Gather each line containing the string "price" from these entries.

___ Given records ___

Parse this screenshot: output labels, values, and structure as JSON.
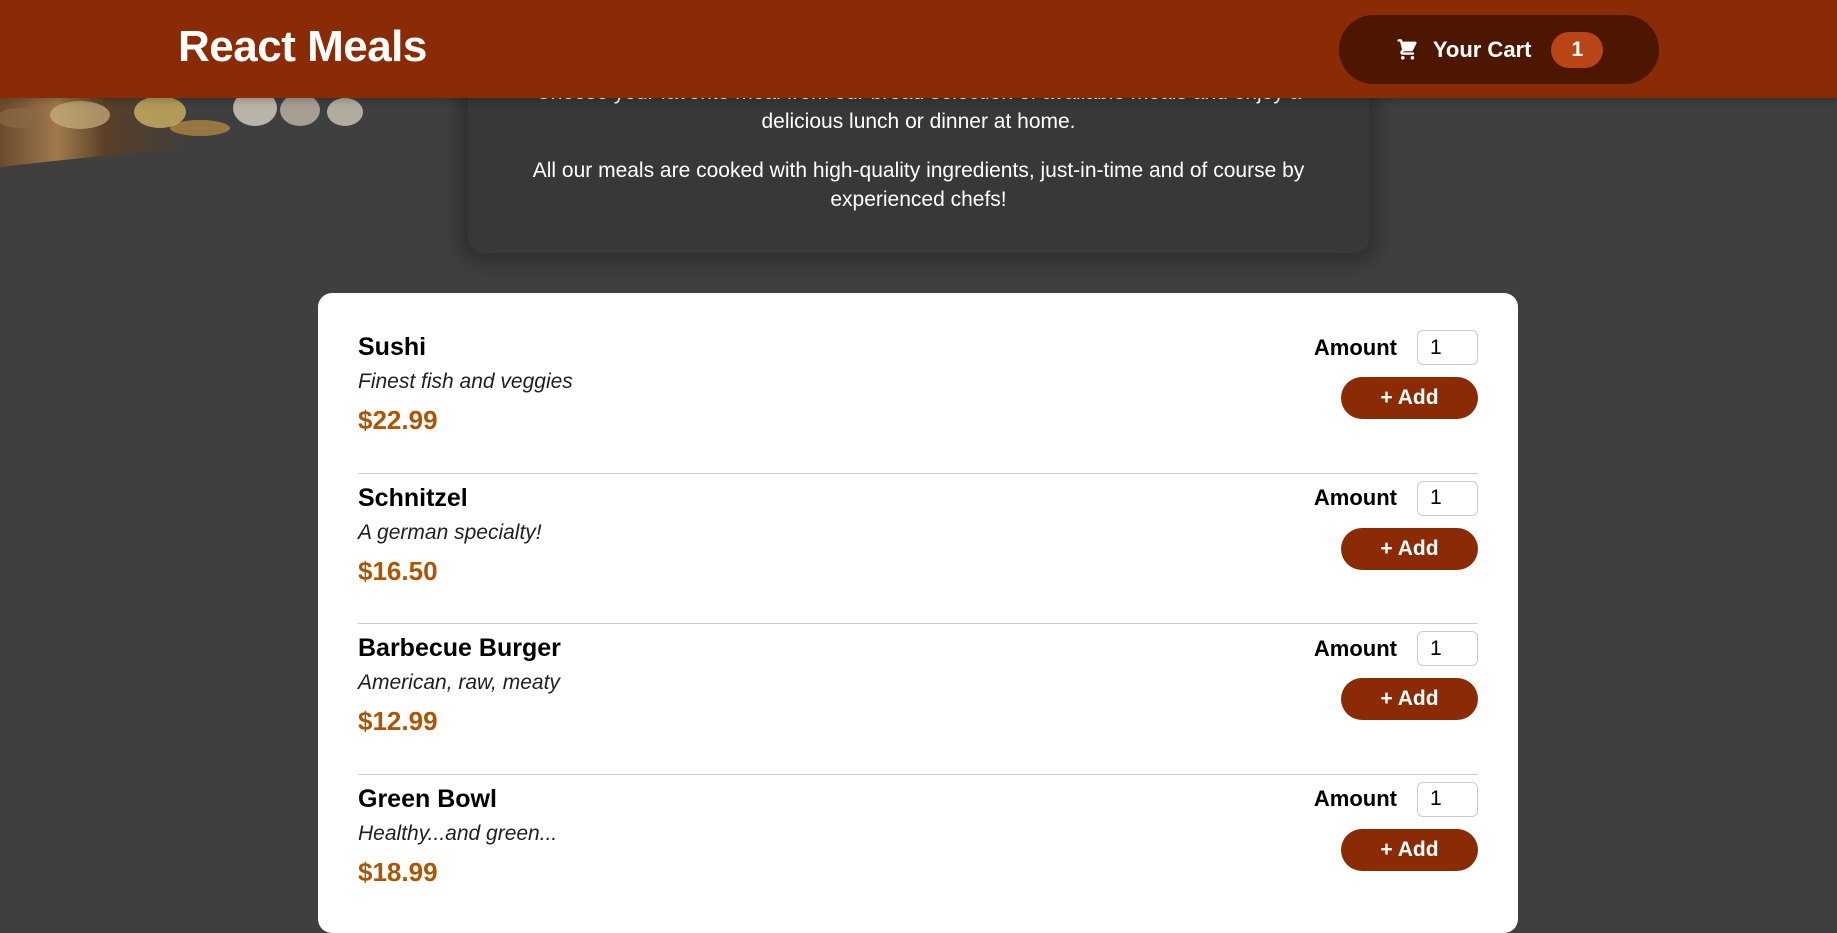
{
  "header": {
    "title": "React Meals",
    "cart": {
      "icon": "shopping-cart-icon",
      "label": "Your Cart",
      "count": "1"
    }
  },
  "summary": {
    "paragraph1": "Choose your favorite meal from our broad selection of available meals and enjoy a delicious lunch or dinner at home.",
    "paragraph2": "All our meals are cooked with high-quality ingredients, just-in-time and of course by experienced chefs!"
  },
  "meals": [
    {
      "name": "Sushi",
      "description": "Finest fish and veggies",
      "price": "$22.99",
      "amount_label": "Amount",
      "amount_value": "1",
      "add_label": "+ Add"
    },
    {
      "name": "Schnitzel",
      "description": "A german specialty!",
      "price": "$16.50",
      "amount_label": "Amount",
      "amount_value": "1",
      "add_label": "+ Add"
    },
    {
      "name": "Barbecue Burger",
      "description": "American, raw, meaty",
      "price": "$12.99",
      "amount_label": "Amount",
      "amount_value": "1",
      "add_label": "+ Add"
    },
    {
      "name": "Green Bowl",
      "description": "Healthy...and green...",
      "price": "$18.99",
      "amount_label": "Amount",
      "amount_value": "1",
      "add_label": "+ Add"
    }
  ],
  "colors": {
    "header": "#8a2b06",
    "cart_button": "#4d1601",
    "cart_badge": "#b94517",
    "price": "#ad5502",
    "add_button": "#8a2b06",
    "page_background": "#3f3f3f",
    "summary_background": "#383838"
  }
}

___

- [Solution]
      "price": "$22.99",
      "price": "$16.50",
      "price": "$12.99",
      "price": "$18.99",
    "price": "#ad5502",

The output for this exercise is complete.